Three times in Philemon (verses 12, 15, and 17) Paul appeals to Onesimus’s master to “receive” the runaway slave and accept him back as a Christian brother. The three usages of “receive” have some interesting connotations.
In verse 12 Paul states that he is sending Onesimus to him and appeals to him: Therefore receive him.” “I am sending him back to you, sending my very heart” (RSV).What love the words convey! It was not easy for Paul to part with the slave, whom he had learned to love dearly as a Christian brother.
Later the apostle appeals again “Receive him as myself” (verse 17). Translators of the New International Version and the New English Bible render it as “Welcome him as you would welcome me.” Here is the measure of his hopes for a favorable reception for Onesimus. Philemon, a good friend of Paul’s, no doubt would prepare a royal welcome should the man of God himself come to visit. “Welcome him [Onesimus],” Paul writes, “as you would welcome me.”
What an appeal—made on behalf of a repentant sinner who at one time had been a thief, a family deserter, an ungrateful slave! If this was expecting much of Philemon, it also is a measure of Paul’s affection for Onesimus.
Here Paul is saying, “Receive him unconditionally. Don’t hold anything against him.” Then comes the christlike appeal:
“If he has done you any wrong or is in your debt, put that down to my account. Here is my signature, Paul; I undertake to repay” (verses 18,19, NEB).
To carry the already superlative a step higher, Paul also implies, “When Onesimus comes to your door, don’t look at him. Look at me. Don’t think of him as your renegade slave worthy to be punished—perhaps even by death. Think of me and what I have done for you.”

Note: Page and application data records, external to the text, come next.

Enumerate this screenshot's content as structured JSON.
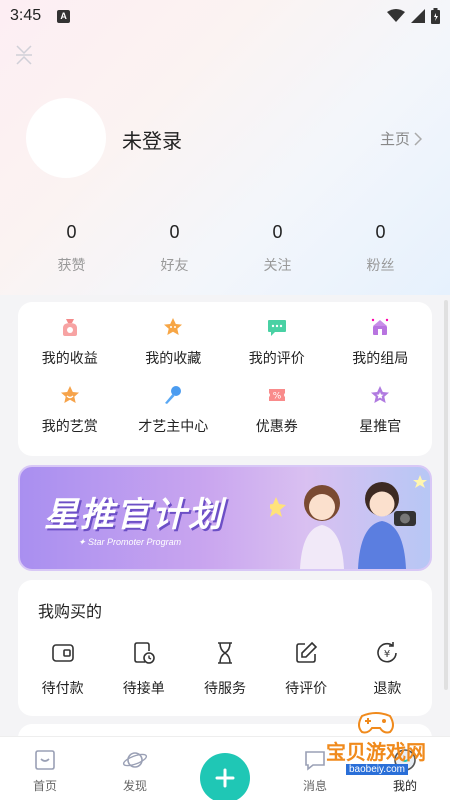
{
  "status": {
    "time": "3:45",
    "notif": "A"
  },
  "profile": {
    "login_text": "未登录",
    "home_link": "主页"
  },
  "stats": [
    {
      "value": "0",
      "label": "获赞"
    },
    {
      "value": "0",
      "label": "好友"
    },
    {
      "value": "0",
      "label": "关注"
    },
    {
      "value": "0",
      "label": "粉丝"
    }
  ],
  "menu": [
    {
      "label": "我的收益",
      "icon": "income-bag-icon"
    },
    {
      "label": "我的收藏",
      "icon": "star-favorite-icon"
    },
    {
      "label": "我的评价",
      "icon": "comment-icon"
    },
    {
      "label": "我的组局",
      "icon": "group-party-icon"
    },
    {
      "label": "我的艺赏",
      "icon": "star-reward-icon"
    },
    {
      "label": "才艺主中心",
      "icon": "microphone-icon"
    },
    {
      "label": "优惠券",
      "icon": "coupon-icon"
    },
    {
      "label": "星推官",
      "icon": "star-promoter-icon"
    }
  ],
  "banner": {
    "title": "星推官计划",
    "subtitle": "✦ Star Promoter Program"
  },
  "orders": {
    "title": "我购买的",
    "items": [
      {
        "label": "待付款",
        "icon": "wallet-icon"
      },
      {
        "label": "待接单",
        "icon": "clock-doc-icon"
      },
      {
        "label": "待服务",
        "icon": "hourglass-icon"
      },
      {
        "label": "待评价",
        "icon": "edit-icon"
      },
      {
        "label": "退款",
        "icon": "refund-yen-icon"
      }
    ]
  },
  "tabbar": [
    {
      "label": "首页",
      "icon": "home-icon"
    },
    {
      "label": "发现",
      "icon": "planet-icon"
    },
    {
      "label": "",
      "icon": "add-icon"
    },
    {
      "label": "消息",
      "icon": "message-icon"
    },
    {
      "label": "我的",
      "icon": "profile-icon"
    }
  ],
  "watermark": {
    "text": "宝贝游戏网",
    "url": "baobeiy.com"
  },
  "colors": {
    "accent": "#1fc7b5",
    "banner_start": "#a98ff0",
    "banner_end": "#b7c7f5",
    "watermark": "#f08a1c"
  }
}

It is but an imperfect illustration of what Jesus has done for sinners. But, thank God, Jesus is our Mediator, our High Priest. He appeals to His heavenly Father to welcome the penitent sinner as God would welcome Him. “Thou. … hast loved them, as thou hast loved me” (John 17:23).

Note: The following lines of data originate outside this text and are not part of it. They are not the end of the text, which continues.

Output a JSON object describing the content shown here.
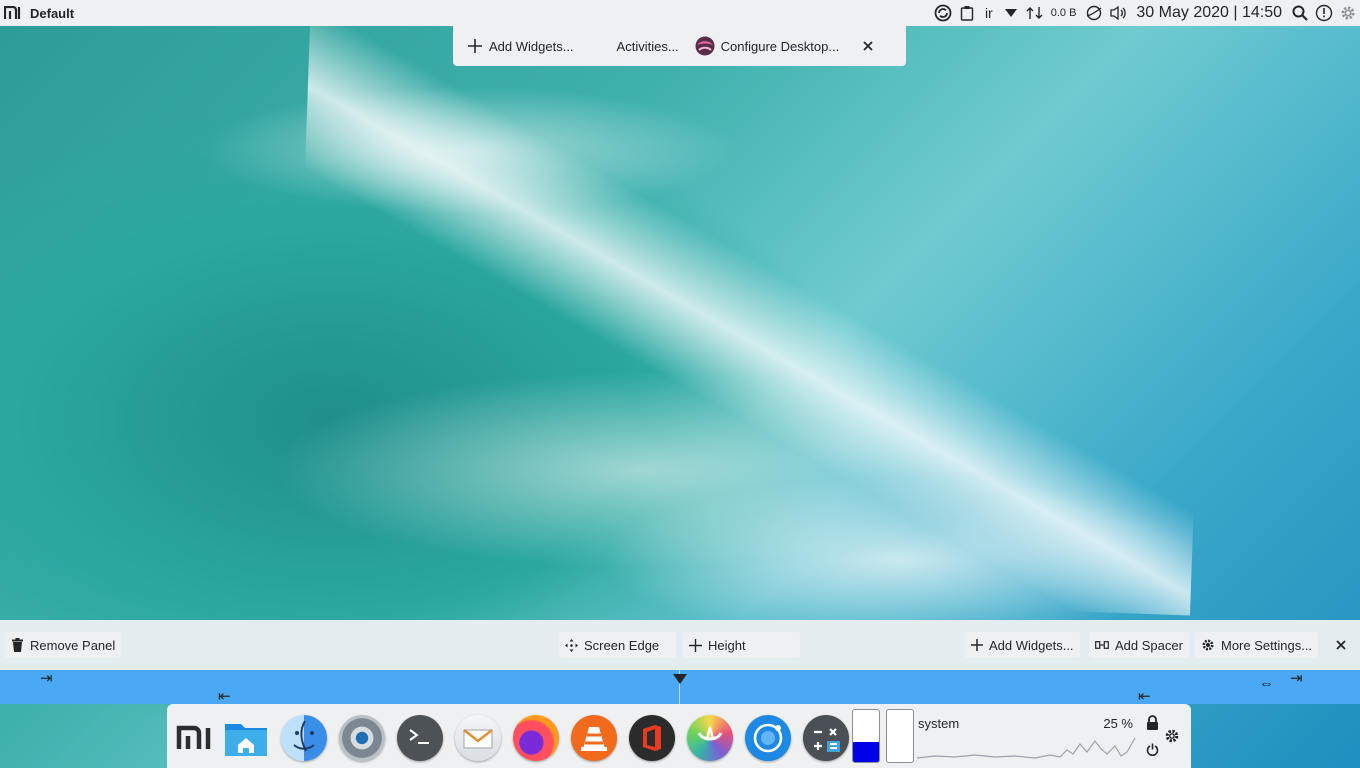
{
  "top_panel": {
    "title": "Default",
    "keyboard_layout": "ir",
    "network_rate": "0.0 B",
    "clock": "30 May 2020 | 14:50"
  },
  "desktop_toolbox": {
    "add_widgets": "Add Widgets...",
    "activities": "Activities...",
    "configure_desktop": "Configure Desktop..."
  },
  "panel_config": {
    "remove_panel": "Remove Panel",
    "screen_edge": "Screen Edge",
    "height": "Height",
    "add_widgets": "Add Widgets...",
    "add_spacer": "Add Spacer",
    "more_settings": "More Settings..."
  },
  "dock": {
    "apps": [
      {
        "name": "xiaomi-logo"
      },
      {
        "name": "files"
      },
      {
        "name": "finder"
      },
      {
        "name": "system-settings"
      },
      {
        "name": "terminal"
      },
      {
        "name": "mail"
      },
      {
        "name": "firefox"
      },
      {
        "name": "vlc"
      },
      {
        "name": "office"
      },
      {
        "name": "krita"
      },
      {
        "name": "web-browser"
      },
      {
        "name": "calculator"
      }
    ],
    "battery_levels": [
      0.38,
      0
    ],
    "system_monitor": {
      "label": "system",
      "value": "25 %"
    }
  },
  "colors": {
    "panel_bg": "#eff0f1",
    "ruler": "#4ba8f5",
    "config_bar": "#e3ecef",
    "battery_fill": "#0000e8"
  }
}
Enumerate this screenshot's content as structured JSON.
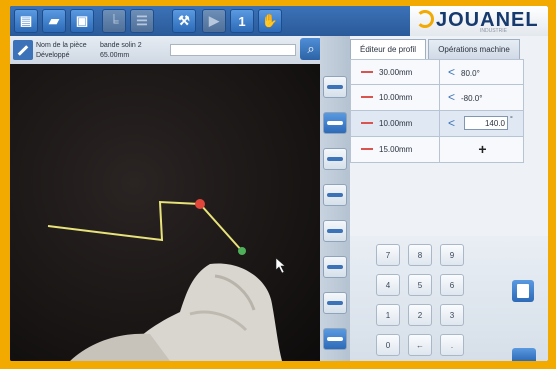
{
  "brand": {
    "name": "JOUANEL",
    "tagline": "INDUSTRIE"
  },
  "toolbar": {
    "play_glyph": "▶",
    "step_glyph": "1",
    "tools_glyph": "⚒",
    "search_glyph": "⌕"
  },
  "info": {
    "part_name_label": "Nom de la pièce",
    "part_name_value": "bande solin 2",
    "developed_label": "Développé",
    "developed_value": "65.00mm"
  },
  "tabs": [
    {
      "label": "Éditeur de profil",
      "active": true
    },
    {
      "label": "Opérations machine",
      "active": false
    }
  ],
  "profile_rows": [
    {
      "length": "30.00mm",
      "angle": "80.0°"
    },
    {
      "length": "10.00mm",
      "angle": "-80.0°"
    },
    {
      "length": "10.00mm",
      "angle": "140.0",
      "angle_unit": "°"
    },
    {
      "length": "15.00mm",
      "angle": ""
    }
  ],
  "add_label": "+",
  "keypad": [
    "7",
    "8",
    "9",
    "4",
    "5",
    "6",
    "1",
    "2",
    "3",
    "0",
    "←",
    "."
  ],
  "colors": {
    "accent": "#2d6ab8",
    "frame": "#f2a900",
    "profile_line": "#e8e27a",
    "bend_point": "#e0463a",
    "end_point": "#4fb05a"
  }
}
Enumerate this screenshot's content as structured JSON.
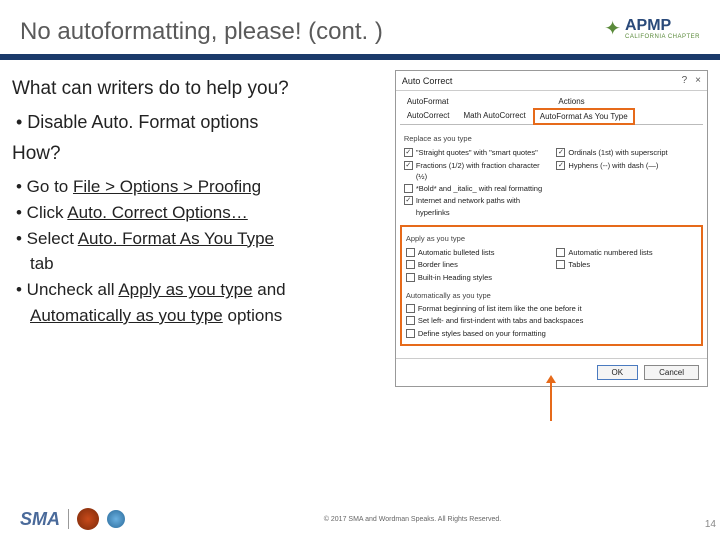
{
  "title": "No autoformatting, please! (cont. )",
  "logo": {
    "brand": "APMP",
    "sub": "CALIFORNIA CHAPTER"
  },
  "left": {
    "question": "What can writers do to help you?",
    "bullet1": "• Disable Auto. Format options",
    "how": "How?",
    "steps": {
      "s1a": "• Go to ",
      "s1b": "File > Options > Proofing",
      "s2a": "• Click ",
      "s2b": "Auto. Correct Options…",
      "s3a": "• Select ",
      "s3b": "Auto. Format As You Type",
      "s3c": "  tab",
      "s4a": "• Uncheck all ",
      "s4b": "Apply as you type",
      "s4c": " and",
      "s5a": "  ",
      "s5b": "Automatically as you type",
      "s5c": " options"
    }
  },
  "dialog": {
    "title": "Auto Correct",
    "help": "?",
    "close": "×",
    "tabs_row1": {
      "t1": "AutoFormat",
      "t2": "Actions"
    },
    "tabs_row2": {
      "t1": "AutoCorrect",
      "t2": "Math AutoCorrect",
      "t3": "AutoFormat As You Type"
    },
    "replace_label": "Replace as you type",
    "replace": {
      "c1": "\"Straight quotes\" with \"smart quotes\"",
      "c2": "Ordinals (1st) with superscript",
      "c3": "Fractions (1/2) with fraction character (½)",
      "c4": "Hyphens (--) with dash (—)",
      "c5": "*Bold* and _italic_ with real formatting",
      "c6": "Internet and network paths with hyperlinks"
    },
    "apply_label": "Apply as you type",
    "apply": {
      "c1": "Automatic bulleted lists",
      "c2": "Automatic numbered lists",
      "c3": "Border lines",
      "c4": "Tables",
      "c5": "Built-in Heading styles"
    },
    "auto_label": "Automatically as you type",
    "auto": {
      "c1": "Format beginning of list item like the one before it",
      "c2": "Set left- and first-indent with tabs and backspaces",
      "c3": "Define styles based on your formatting"
    },
    "ok": "OK",
    "cancel": "Cancel"
  },
  "footer": {
    "copyright": "© 2017 SMA and Wordman Speaks. All Rights Reserved.",
    "brand": "SMA",
    "page": "14"
  }
}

"Of course, that man—Pierson, Brown, Smith, or Jones—is a sinner,” the Saviour, as my Advocate declares to the watching universe. “He doesn’t deserve to be saved, but the gospel has done something for him. He has confessed his sins, has accepted my death as substitute for his. His faith is strong. Receive him.” In a sense Christ is saying,
“If he hath wronged thee, … put that on my account.” “If he oweth thee ought, … I will repay” Philemon 1:18, 19).
Our dependence is not what man can do; it is what God can do for man through Christ. … Thank God we are not dealing with impossibilities. We may claim sanctification. We may enjoy the favor of God. We are not to be anxious about what Christ and God think of us, but about what God thinks of Christ, our substitute” E.G. White, in General Conference Bulletin, April 23, 1901).
When we seek to be right with God, we need not worry about how he views us. If we come to God as penitent, Jesus accepts our guilt and stands before the Father in our stead.
There is no question regarding God’s infinite love for His Son or His acceptance of the penitent who approaches Him through Jesus. “Receive him, welcome him, as you would receive Me and welcome Me,” Jesus says.
Our Saviour “is able. …to save to the uttermost” (Heb. 7:25). The Philemon letter makes this clear. Onesimus had defrauded and deserted his master, left his home and family, and broken God’s law and Roman law. He deserved punishment. On his own, he could never have made things right with Philemon. Possessing no means to make restitution, he could never have paid the debt he owed. He must have help. And help was gloriously and amply provided. This is the good news of the Philemon story.
It matters not what heinous deeds you or I may have committed. We cannot atone for our misdeeds. Alone we are helpless before God. But, praise the Lord, we are not alone. “If any man sin, we have an advocate with the Father, Jesus Christ the righteous” (1 John 2:1). He assumes the awful debt. “Put that on my account," He says to the Father, “I will repay. Receive him.”
There is yet another “receive him” in the epistle to Philemon. “Receive him forever,” Paul asks (verse 15). Here Paul is saying, “Philemon, receive and accept Onesimus not only now, but receive him forever. Keep him—always! Help him to be all the he ought to be. Help him to continue to live a pure, honest, upright life from now on.”
I am thankful for a Saviour who not only receives me as a sinner and puts me right with heaven, but also makes me an overcomer—victorious over sin. He receives, saves, and keeps. Not only does he forgive the sins of the past, but Christ also has power to make me an overcomer victorious in Him. He can and will, if I cooperate, make it forever. “But thanks be to God, which giveth us the victory through our Lord Jesus Christ” (1 Cor. 15:57). Our yesterdays, todays, and tomorrows all are in His hands—forever. This is the precious gospel we find in Philemon, as well as the four gospels of the New Testament.
Praise God, this gospel will do for you and me what it did for Paul, Philemon, and Onesimus.
Robert H. Pierson, Love Come Home, pp. 115 – 117.